Some applications require not only that uncertainty data be visible, but that it also be highly interactive. This is the case at HRL Laboratories in Malibu, California, where researchers are developing methods for visualizing uncertainty in tactical data in order to determine the effect on a military commander`s ability to make decisions. "We depict uncertainty in two ways simultaneously. A `situation awareness` visualization shows the uncertainty associated with a specific object, such as an aircraft flying over a terrain. At the same time, we display an abstraction of the [commander`s] evidential reasoning network, based on the aircraft`s attributes and the uncertainty associated with them," says HRL researcher Pete Tinker.
The resulting "belief" visualization is dynamic, interactive, and animated. "A user can navigate through the network to determine sources of uncertainty and can drill down at any point to get more detail," says Tinker. This is critical if a military commander is to use the tool to get a clear understanding of data uncertainty and its underlying causes. "[Such information] can mean the difference between action and inaction, life and death."
Although uncertainty modeling isn`t new, the push toward visualizing it is fairly recent. Because of this, much of the code being developed to handle it is either fully custom or developed using low-level programming capabilities of shareware visualization software or commercial toolkits, such as Data Explorer from IBM (White Plains, NY) and AVS from Advanced Visual Systems (Waltham, MA). Recently, many researchers have begun writing their applications using Sun`s Java 3D API, citing the benefits of platform-independence and the easy production of Internet-ready data. "Java is well suited to some of the ways we specify which parameters of a display should be controlled by the user," says MacEachren. "And it provides a flexible method for representing temporal data, which is important to the work we`re doing."
While the technical challenges involved in the development of uncertainty visualizations are significant, the more daunting obstacles may be the conceptual ones. "We understand so little about the nature of error and how to formalize our descriptions of uncertainty.
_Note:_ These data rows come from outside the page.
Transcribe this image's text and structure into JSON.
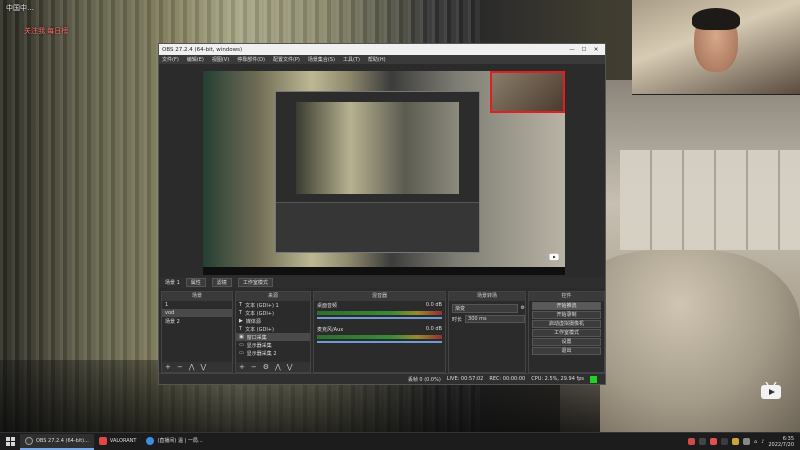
{
  "overlay": {
    "top_left_line1": "中国中…",
    "top_left_line2": "关注我 每日榜"
  },
  "obs": {
    "title": "OBS 27.2.4 (64-bit, windows)",
    "window_buttons": [
      "—",
      "☐",
      "✕"
    ],
    "menu": [
      "文件(F)",
      "编辑(E)",
      "视图(V)",
      "停靠部件(D)",
      "配置文件(P)",
      "场景集合(S)",
      "工具(T)",
      "帮助(H)"
    ],
    "scene_bar": {
      "label": "场景 1",
      "btn_props": "属性",
      "btn_filters": "滤镜",
      "btn_studio": "工作室模式"
    },
    "docks": {
      "scenes": {
        "title": "场景",
        "items": [
          "1",
          "vod",
          "场景 2"
        ]
      },
      "sources": {
        "title": "来源",
        "items": [
          "文本 (GDI+) 1",
          "文本 (GDI+)",
          "媒体源",
          "文本 (GDI+)",
          "窗口采集",
          "显示器采集",
          "显示器采集 2"
        ]
      },
      "mixer": {
        "title": "混音器",
        "channels": [
          {
            "name": "桌面音频",
            "db": "0.0 dB"
          },
          {
            "name": "麦克风/Aux",
            "db": "0.0 dB"
          }
        ]
      },
      "transitions": {
        "title": "场景转场",
        "type": "渐变",
        "duration_label": "时长",
        "duration": "300 ms"
      },
      "controls": {
        "title": "控件",
        "buttons": [
          "开始推流",
          "开始录制",
          "启动虚拟摄像机",
          "工作室模式",
          "设置",
          "退出"
        ]
      }
    },
    "status": {
      "dropped": "丢帧 0 (0.0%)",
      "live": "LIVE: 00:57:02",
      "rec": "REC: 00:00:00",
      "cpu": "CPU: 2.5%, 29.94 fps"
    }
  },
  "taskbar": {
    "tasks": [
      {
        "label": "OBS 27.2.4 (64-bit)...",
        "color": "#3a3a3a"
      },
      {
        "label": "VALORANT",
        "color": "#e04848"
      },
      {
        "label": "(直播间) 温 | 一局…",
        "color": "#3e8ee0"
      }
    ],
    "time": "6:35",
    "date": "2022/7/20"
  },
  "colors": {
    "accent": "#7aa8e6",
    "selection": "#e02020",
    "status_ok": "#21d321"
  }
}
Additionally, we understand little about how humans deal cognitively with uncertainty," says Barbara Buttenfield. "It`s difficult to automate or mechanize something that is not completely formalized. So without formal models of uncertainty, its detection, identification, and analysis are all impeded."
Vector glyphs can illustrate the continuous range of data quality in environmental vector fields. Here, UCSC researchers used them together with traditional arrow glyphs to show uncertain wind and ocean currents. The uncertainty is depicted in direction and magnitude, as well as mean direction and length.
A related obstacle is figuring out how to get people to make decisions in the face of uncertainty, says MacEachren. "Decision makers often don`t like to know anything about uncertainty. Our challenge is to find ways to present the information so they can and will incorporate it into their decision-making process."
Diana Phillips Mahoney is chief technology editor of Computer Graphics World.